Zirconium alloys were initially used in the nuclear industry to limit steel damage from high temperatures, hydrogen and radiation. The working principle is that upon the release of hydrogen (mainly from water molecules), a layer of zirconium oxide forms on the steel surface. This oxide layer prevents hydrogen from further penetrating the metallic surface.
The hydrogen is either oxidized to other forms or released as gas. Therefore, adding a layer of zirconium oxide on steel in many different environments could limit the damage that is often caused by exterior elements. By carefully introducing elements that can react to form zirconium oxide, substances such as hydrogen can be prevented from dissolving on the metal surface and affecting ductility.
Developing zirconium alloys to reduce oxidation
Zirconium alloys are carefully developed metallic products that can be used to improve steel ductility over time. Metal fabricators can incorporate these alloys into their fabrication process to develop more durable steel products. The first step toward developing zirconium alloys is understanding exactly how hydrogen (and other elements that affect ductility) actually penetrate the metallic surface. Then, modifications can be made on the metal surface to improve the zirconium oxide layer while expelling hydrogen.
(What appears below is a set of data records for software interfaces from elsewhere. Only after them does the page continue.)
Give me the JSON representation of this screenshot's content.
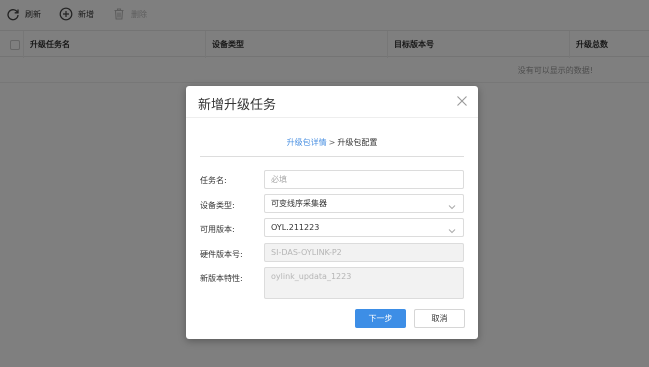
{
  "toolbar": {
    "refresh_label": "刷新",
    "add_label": "新增",
    "delete_label": "删除"
  },
  "table": {
    "columns": [
      "升级任务名",
      "设备类型",
      "目标版本号",
      "升级总数"
    ],
    "empty_text": "没有可以显示的数据!"
  },
  "dialog": {
    "title": "新增升级任务",
    "steps": {
      "current": "升级包详情",
      "separator": ">",
      "next": "升级包配置"
    },
    "fields": {
      "task_name_label": "任务名:",
      "task_name_placeholder": "必填",
      "device_type_label": "设备类型:",
      "device_type_value": "可变线序采集器",
      "available_version_label": "可用版本:",
      "available_version_value": "OYL.211223",
      "hardware_version_label": "硬件版本号:",
      "hardware_version_value": "SI-DAS-OYLINK-P2",
      "new_features_label": "新版本特性:",
      "new_features_value": "oylink_updata_1223"
    },
    "buttons": {
      "next_label": "下一步",
      "cancel_label": "取消"
    }
  },
  "colors": {
    "primary": "#3d8ee6",
    "step_active": "#4a90e2",
    "overlay": "rgba(0,0,0,0.5)"
  }
}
Researchers have developed various doping elements that achieve both functions. Not only do they speed up oxidation, but they also minimize the solubility of hydrogen and keep the surface intact for longer. The unique components that keep your steel ductile are then introduced into a zirconium alloy during the fabrication process.
Zirconium alloys are revolutionary for the metal fabrication sector because they can be used to extend the life of pipelines, plumbing products, fuel tanks, ship components, and much more. Over the past 5 years, significant advancements have been made in ductility improvement via zirconium alloys, and their uses continue to expand by the day.
To learn more, contact a steel fabrication plant.